Items from an interface collection:
==*==

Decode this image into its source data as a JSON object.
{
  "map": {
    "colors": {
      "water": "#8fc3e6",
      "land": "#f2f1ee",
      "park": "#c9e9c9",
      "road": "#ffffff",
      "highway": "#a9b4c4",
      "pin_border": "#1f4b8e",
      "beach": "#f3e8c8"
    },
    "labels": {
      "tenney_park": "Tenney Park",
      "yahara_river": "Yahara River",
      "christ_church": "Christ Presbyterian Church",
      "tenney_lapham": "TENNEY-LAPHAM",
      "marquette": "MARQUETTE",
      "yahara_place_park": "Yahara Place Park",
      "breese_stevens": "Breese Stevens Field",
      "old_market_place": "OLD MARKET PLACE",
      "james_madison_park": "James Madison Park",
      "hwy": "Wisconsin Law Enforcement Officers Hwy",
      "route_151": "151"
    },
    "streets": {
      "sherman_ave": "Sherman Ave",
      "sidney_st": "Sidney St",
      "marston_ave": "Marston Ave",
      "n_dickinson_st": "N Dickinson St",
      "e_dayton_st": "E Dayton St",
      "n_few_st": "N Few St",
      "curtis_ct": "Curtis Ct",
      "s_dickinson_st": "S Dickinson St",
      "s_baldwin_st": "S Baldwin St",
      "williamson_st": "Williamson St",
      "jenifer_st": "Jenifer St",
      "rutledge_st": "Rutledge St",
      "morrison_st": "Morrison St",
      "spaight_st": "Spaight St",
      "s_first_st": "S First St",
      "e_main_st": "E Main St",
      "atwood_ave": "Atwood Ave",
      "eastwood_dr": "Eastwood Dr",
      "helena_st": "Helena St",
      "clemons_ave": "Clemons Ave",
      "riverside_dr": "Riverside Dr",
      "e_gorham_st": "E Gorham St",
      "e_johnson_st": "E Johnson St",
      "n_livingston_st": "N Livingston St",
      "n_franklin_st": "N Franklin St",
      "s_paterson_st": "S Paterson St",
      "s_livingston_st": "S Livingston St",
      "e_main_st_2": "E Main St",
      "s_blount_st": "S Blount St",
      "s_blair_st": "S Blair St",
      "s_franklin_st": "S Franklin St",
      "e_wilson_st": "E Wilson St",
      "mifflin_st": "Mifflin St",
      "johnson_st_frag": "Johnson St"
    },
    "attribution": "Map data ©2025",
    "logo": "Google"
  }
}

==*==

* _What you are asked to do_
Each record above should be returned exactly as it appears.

* _Exercise solution_
Decode this image into its source data as a JSON object.
{
  "map": {
    "colors": {
      "water": "#8fc3e6",
      "land": "#f2f1ee",
      "park": "#c9e9c9",
      "road": "#ffffff",
      "highway": "#a9b4c4",
      "pin_border": "#1f4b8e",
      "beach": "#f3e8c8"
    },
    "labels": {
      "tenney_park": "Tenney Park",
      "yahara_river": "Yahara River",
      "christ_church": "Christ Presbyterian Church",
      "tenney_lapham": "TENNEY-LAPHAM",
      "marquette": "MARQUETTE",
      "yahara_place_park": "Yahara Place Park",
      "breese_stevens": "Breese Stevens Field",
      "old_market_place": "OLD MARKET PLACE",
      "james_madison_park": "James Madison Park",
      "hwy": "Wisconsin Law Enforcement Officers Hwy",
      "route_151": "151"
    },
    "streets": {
      "sherman_ave": "Sherman Ave",
      "sidney_st": "Sidney St",
      "marston_ave": "Marston Ave",
      "n_dickinson_st": "N Dickinson St",
      "e_dayton_st": "E Dayton St",
      "n_few_st": "N Few St",
      "curtis_ct": "Curtis Ct",
      "s_dickinson_st": "S Dickinson St",
      "s_baldwin_st": "S Baldwin St",
      "williamson_st": "Williamson St",
      "jenifer_st": "Jenifer St",
      "rutledge_st": "Rutledge St",
      "morrison_st": "Morrison St",
      "spaight_st": "Spaight St",
      "s_first_st": "S First St",
      "e_main_st": "E Main St",
      "atwood_ave": "Atwood Ave",
      "eastwood_dr": "Eastwood Dr",
      "helena_st": "Helena St",
      "clemons_ave": "Clemons Ave",
      "riverside_dr": "Riverside Dr",
      "e_gorham_st": "E Gorham St",
      "e_johnson_st": "E Johnson St",
      "n_livingston_st": "N Livingston St",
      "n_franklin_st": "N Franklin St",
      "s_paterson_st": "S Paterson St",
      "s_livingston_st": "S Livingston St",
      "e_main_st_2": "E Main St",
      "s_blount_st": "S Blount St",
      "s_blair_st": "S Blair St",
      "s_franklin_st": "S Franklin St",
      "e_wilson_st": "E Wilson St",
      "mifflin_st": "Mifflin St",
      "johnson_st_frag": "Johnson St"
    },
    "attribution": "Map data ©2025",
    "logo": "Google"
  }
}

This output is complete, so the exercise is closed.